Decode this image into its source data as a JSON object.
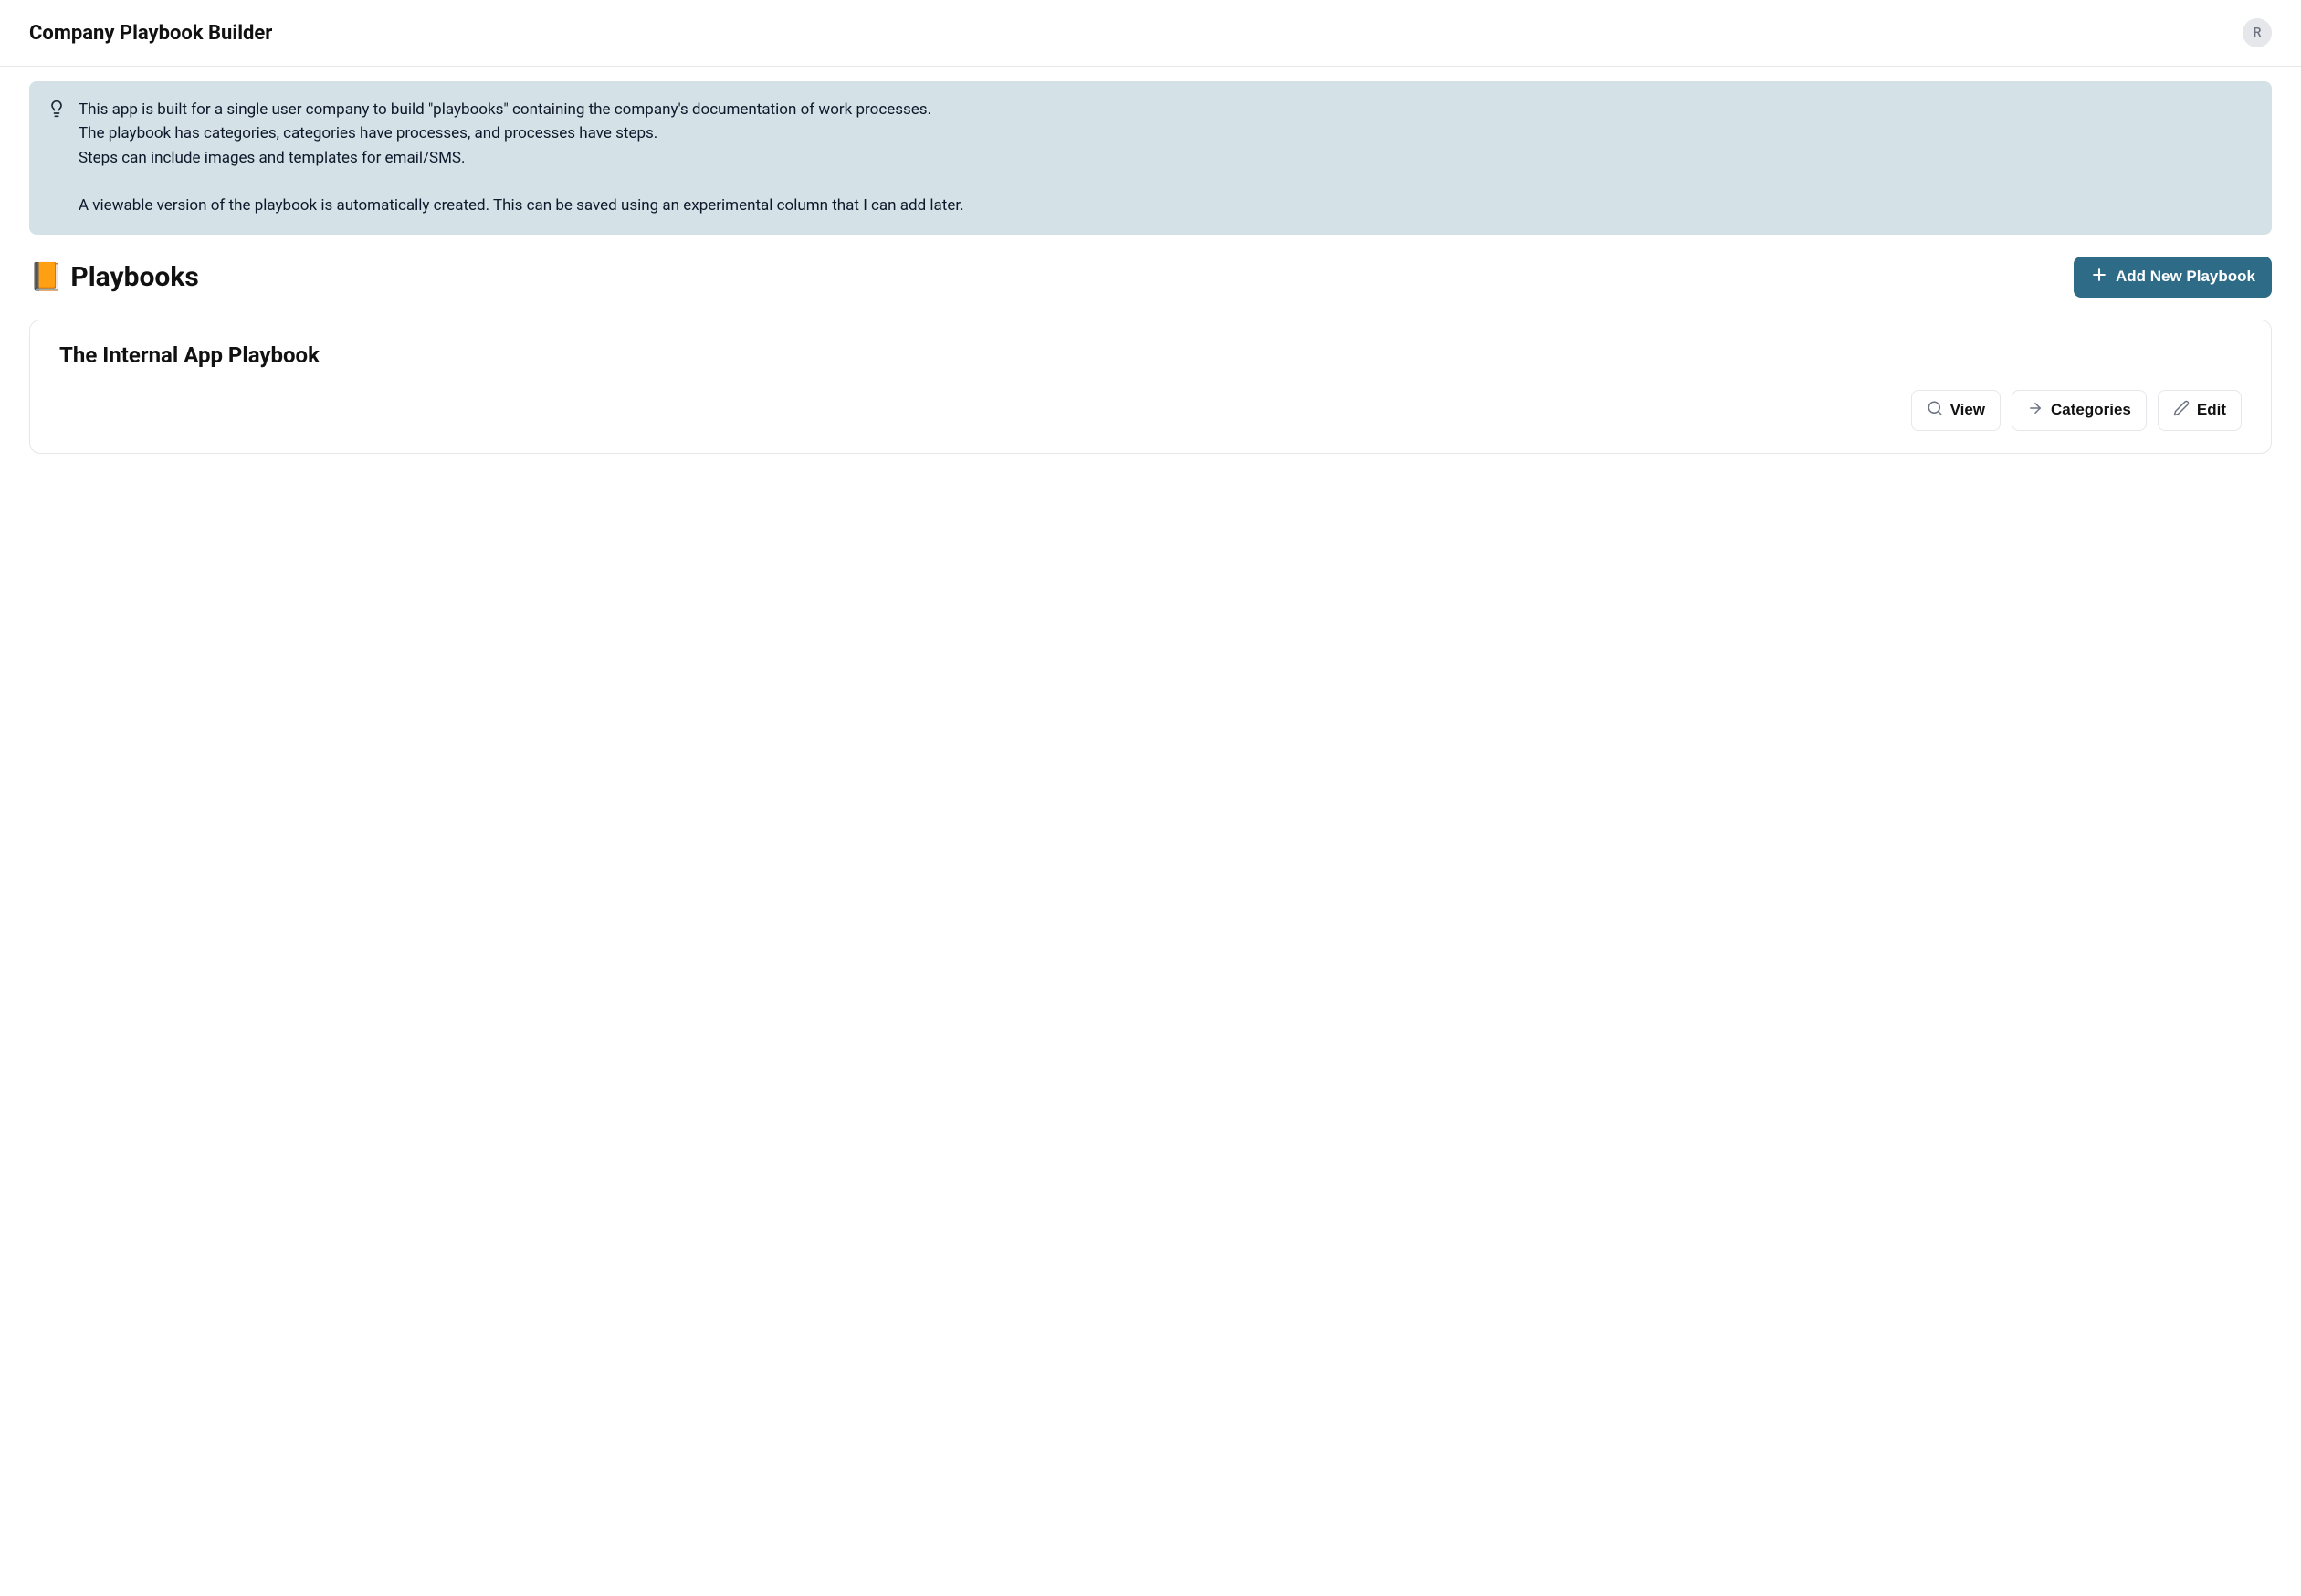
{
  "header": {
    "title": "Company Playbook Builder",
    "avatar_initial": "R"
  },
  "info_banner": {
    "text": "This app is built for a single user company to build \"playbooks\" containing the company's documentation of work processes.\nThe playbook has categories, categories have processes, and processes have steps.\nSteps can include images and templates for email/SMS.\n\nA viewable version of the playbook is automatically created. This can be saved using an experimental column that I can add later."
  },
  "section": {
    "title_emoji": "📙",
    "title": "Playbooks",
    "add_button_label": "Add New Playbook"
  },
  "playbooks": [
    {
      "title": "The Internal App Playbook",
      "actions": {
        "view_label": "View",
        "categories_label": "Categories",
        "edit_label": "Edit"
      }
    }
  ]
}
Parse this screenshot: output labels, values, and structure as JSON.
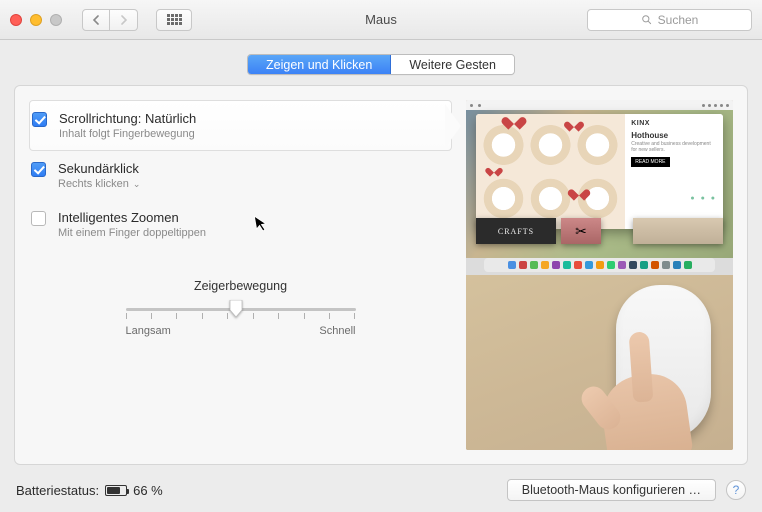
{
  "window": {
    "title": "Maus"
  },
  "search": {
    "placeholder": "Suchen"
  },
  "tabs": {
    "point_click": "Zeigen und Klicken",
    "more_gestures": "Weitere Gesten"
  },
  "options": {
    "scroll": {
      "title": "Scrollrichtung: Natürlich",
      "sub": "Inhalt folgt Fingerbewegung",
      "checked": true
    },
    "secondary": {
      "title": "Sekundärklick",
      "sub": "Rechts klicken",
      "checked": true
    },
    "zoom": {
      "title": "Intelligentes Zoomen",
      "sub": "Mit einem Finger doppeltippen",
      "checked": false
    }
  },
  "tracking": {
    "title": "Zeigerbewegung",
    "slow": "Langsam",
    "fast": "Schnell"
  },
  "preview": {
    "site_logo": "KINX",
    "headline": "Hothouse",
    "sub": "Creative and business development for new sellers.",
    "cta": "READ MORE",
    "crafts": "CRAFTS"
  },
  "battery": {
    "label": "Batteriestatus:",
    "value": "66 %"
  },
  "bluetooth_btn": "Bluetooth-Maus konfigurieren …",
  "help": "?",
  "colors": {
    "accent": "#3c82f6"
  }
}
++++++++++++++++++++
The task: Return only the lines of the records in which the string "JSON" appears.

Answer section:
Decode this image into its source data as a JSON object.
Parse this screenshot: output labels, values, and structure as JSON.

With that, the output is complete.